In this Q&A, Matt Price, Building Automation Support Engineer at Hager, explains why he feels so passionately about apprentices, and why he believes they’re the key to capitalising on the benefits of home automation.
How has the role of an apprentice changed since you were one in the 90s?
As part of my current role at Hager, I regularly visit colleges and further education facilities around the country. As a business we’re heavily invested in the Partners in Education programme, which sees us work alongside over 80 higher and further education facilities.
It’s an important role and one I’m pleased to see has become more prominent over the years. The programme delivers a valuable experience for both businesses and apprentices, enabling students to interact with, and learn from, manufacturers and suppliers within the industry before they enter the world of employment.

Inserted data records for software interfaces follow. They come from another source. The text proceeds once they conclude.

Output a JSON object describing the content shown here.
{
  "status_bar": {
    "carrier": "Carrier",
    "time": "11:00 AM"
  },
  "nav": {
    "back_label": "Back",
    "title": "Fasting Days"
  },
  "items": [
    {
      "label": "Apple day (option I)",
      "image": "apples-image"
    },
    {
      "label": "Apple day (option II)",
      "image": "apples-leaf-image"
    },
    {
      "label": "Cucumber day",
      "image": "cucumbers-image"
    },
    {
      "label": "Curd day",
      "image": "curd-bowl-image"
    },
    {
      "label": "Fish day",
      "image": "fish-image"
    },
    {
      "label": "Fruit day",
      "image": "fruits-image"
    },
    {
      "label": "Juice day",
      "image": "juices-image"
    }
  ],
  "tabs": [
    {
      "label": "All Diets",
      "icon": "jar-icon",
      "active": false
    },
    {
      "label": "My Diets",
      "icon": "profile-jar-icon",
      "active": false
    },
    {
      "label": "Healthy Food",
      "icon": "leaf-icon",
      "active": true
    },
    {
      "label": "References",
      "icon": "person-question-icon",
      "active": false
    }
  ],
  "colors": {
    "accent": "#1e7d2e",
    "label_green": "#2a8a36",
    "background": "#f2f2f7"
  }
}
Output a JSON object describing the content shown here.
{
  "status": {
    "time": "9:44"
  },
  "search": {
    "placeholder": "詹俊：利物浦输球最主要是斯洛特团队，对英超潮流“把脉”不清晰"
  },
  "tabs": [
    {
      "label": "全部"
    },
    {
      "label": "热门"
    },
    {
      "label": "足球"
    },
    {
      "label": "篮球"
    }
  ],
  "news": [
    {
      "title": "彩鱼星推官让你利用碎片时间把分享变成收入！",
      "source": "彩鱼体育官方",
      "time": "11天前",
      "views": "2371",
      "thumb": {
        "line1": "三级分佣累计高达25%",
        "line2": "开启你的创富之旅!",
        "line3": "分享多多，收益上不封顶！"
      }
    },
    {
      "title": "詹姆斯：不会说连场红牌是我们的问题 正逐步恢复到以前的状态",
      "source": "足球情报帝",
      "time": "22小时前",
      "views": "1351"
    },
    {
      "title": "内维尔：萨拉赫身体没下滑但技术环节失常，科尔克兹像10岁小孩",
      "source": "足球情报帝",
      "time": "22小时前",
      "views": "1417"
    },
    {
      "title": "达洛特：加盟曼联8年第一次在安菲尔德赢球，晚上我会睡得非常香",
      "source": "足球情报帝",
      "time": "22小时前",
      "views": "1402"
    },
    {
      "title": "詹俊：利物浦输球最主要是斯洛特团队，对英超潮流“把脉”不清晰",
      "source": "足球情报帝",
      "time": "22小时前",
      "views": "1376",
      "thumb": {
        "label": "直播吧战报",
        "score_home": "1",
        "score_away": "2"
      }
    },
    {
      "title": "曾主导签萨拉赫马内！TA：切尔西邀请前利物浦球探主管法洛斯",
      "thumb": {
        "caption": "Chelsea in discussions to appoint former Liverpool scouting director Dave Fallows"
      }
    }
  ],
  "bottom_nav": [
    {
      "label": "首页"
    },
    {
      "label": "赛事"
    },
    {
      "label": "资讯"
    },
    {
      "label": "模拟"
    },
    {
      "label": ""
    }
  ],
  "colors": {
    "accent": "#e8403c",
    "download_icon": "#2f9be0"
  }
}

This alignment between business and education continues to be strengthened, and stretches far beyond delivering standalone product knowledge. Instead, focus has moved on to the ways we can further support upcoming and existing professionals within the industry, throughout the duration of their career.
It’s also important that we don’t now become complacent; the fast pace at which the electrical industry is continuing to evolve means we need to further strengthen the links between manufacturers, education and governing bodies to ensure that what’s being taught still holds its place within the industry. This also means that education and learning should reflect the latest advancements in the industry too.
“As a business we’re heavily invested in the Partners in Education programme, which sees us work alongside over 80 higher and further education facilities.”
How important is the role of apprentices in industry today?
The importance of apprentices should never be underestimated. When you look at the wider construction sector, of which the electrical market forms a key part, this sector has been a huge driver for economic growth, especially in the period immediately following the recession.
It’s therefore vital that we have support systems in place to continue to encourage fresh blood into the industry, whether that’s through career changes, graduate schemes or apprenticeships. All of them have a major role to play in helping to ensure we have the infrastructure in place to support the continued growth of construction.
What role will apprentices play in future-proofing the electrical industry?
Drilling down and looking at the electrical industry specifically, the role of apprentices has never been more important. In fact, not only are they helping ﬁll the current skills gap, they’re also instrumental in helping further drive business growth.
What we’re seeing now is the rise of the digitally savvy apprentice, a generation which has been brought up with a host of technology at their fingertips. While for many this technology is predominantly used in a personal capacity, it also holds benefits within a professional environment too.
Today’s apprentices are a generation of analytical thinkers who inherently understand that technology is a function to make our lives easier, meaning they approach the speciﬁcation process differently; looking for opportunities to suggest technology which may not have previously been considered – all with the overarching focus of making the lives of customers and end users easier.
In what ways will the role of apprentices help the UK benefit from the opportunities presented by home automation?
As a result of the digitally savvy apprentices we’re also seeing the beginnings of the apprentice cycle taking place. For me, I think this evolution is how we’ll see the role of apprentices continue to change over time, in turn delivering increased commercial opportunities to electrical businesses.
Of course it’s vital that apprentices are supported, with education facilities and professionals working across the industry passing on fundamental skills such as electrical theory, compliance, health and safety and governance. Once these apprentices enter the professional sphere, it’s about learning from them, transferring their digital skills across to existing professionals for a collective gain.
The rise of home automation can no longer be ignored, whichever side of the fence you’re on. The technology is fast gaining traction and electricians shouldn’t bury their heads in the sand – it’s now all about exploring how electrical businesses can really take advantage of this technology to best leverage its commercial potential.
At Hager, we recognise our role within this cycle, which is why we provide regular training to electrical contractors and electricians, covering topics such as building automation. These events are proving increasingly popular with younger professionals, including apprentices.
More than this, however, is that we’re also seeing attendees going back to the office and transferring their newly acquired knowledge, which has resulted in an uplift amongst more mature professionals at subsequent training courses. It’s quite often the case that we’re now seeing attendance from more professionals who have previously discounted home automation as a viable business stream. However, after learning more from employees who’ve attended, they’ve come to recognise the ways in which it really can deliver numerous business benefits, which is fantastic.
Whose responsibility is it to ensure these opportunities are not missed?
Responsibility to further accelerate these changes, both in terms of the drive towards increased home automation and working closer with apprentices to equip them in the best way possible for a successful career within the industry, must be shared.
It’s vital that further education facilities, manufacturers, electrical businesses and governing bodies continue to work together to recognise the role they play. It’s also about ensuring we’re doing all we can as a profession to originally encourage apprentices into the industry and then equip them with the knowledge and practical skills that mean they’re able to work within the industry as it stands at present, and also provide the knowledge and skills to thrive.